= Task prompt =
Write the entries out exactly. Any images they hold stay out of the copy.
BEGIN
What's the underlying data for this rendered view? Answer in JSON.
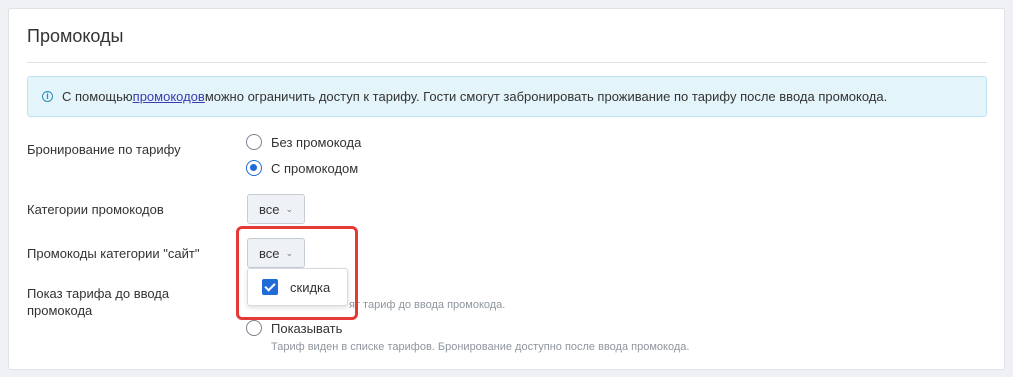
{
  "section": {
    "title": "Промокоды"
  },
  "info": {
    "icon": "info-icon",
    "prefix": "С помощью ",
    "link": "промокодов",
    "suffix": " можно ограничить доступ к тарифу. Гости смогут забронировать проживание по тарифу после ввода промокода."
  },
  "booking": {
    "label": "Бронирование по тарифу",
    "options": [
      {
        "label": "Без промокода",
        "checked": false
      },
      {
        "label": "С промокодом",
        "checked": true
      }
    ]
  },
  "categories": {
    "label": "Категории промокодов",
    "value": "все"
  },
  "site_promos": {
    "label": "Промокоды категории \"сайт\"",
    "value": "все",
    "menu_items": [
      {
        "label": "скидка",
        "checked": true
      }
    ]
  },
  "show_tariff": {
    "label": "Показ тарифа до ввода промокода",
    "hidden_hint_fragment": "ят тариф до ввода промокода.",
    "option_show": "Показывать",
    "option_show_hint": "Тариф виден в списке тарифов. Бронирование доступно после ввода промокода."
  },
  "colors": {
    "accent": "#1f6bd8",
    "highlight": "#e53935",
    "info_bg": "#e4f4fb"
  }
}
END
= Response area =
What's the underlying data for this rendered view? Answer in JSON.
{
  "section": {
    "title": "Промокоды"
  },
  "info": {
    "icon": "info-icon",
    "prefix": "С помощью ",
    "link": "промокодов",
    "suffix": " можно ограничить доступ к тарифу. Гости смогут забронировать проживание по тарифу после ввода промокода."
  },
  "booking": {
    "label": "Бронирование по тарифу",
    "options": [
      {
        "label": "Без промокода",
        "checked": false
      },
      {
        "label": "С промокодом",
        "checked": true
      }
    ]
  },
  "categories": {
    "label": "Категории промокодов",
    "value": "все"
  },
  "site_promos": {
    "label": "Промокоды категории \"сайт\"",
    "value": "все",
    "menu_items": [
      {
        "label": "скидка",
        "checked": true
      }
    ]
  },
  "show_tariff": {
    "label": "Показ тарифа до ввода промокода",
    "hidden_hint_fragment": "ят тариф до ввода промокода.",
    "option_show": "Показывать",
    "option_show_hint": "Тариф виден в списке тарифов. Бронирование доступно после ввода промокода."
  },
  "colors": {
    "accent": "#1f6bd8",
    "highlight": "#e53935",
    "info_bg": "#e4f4fb"
  }
}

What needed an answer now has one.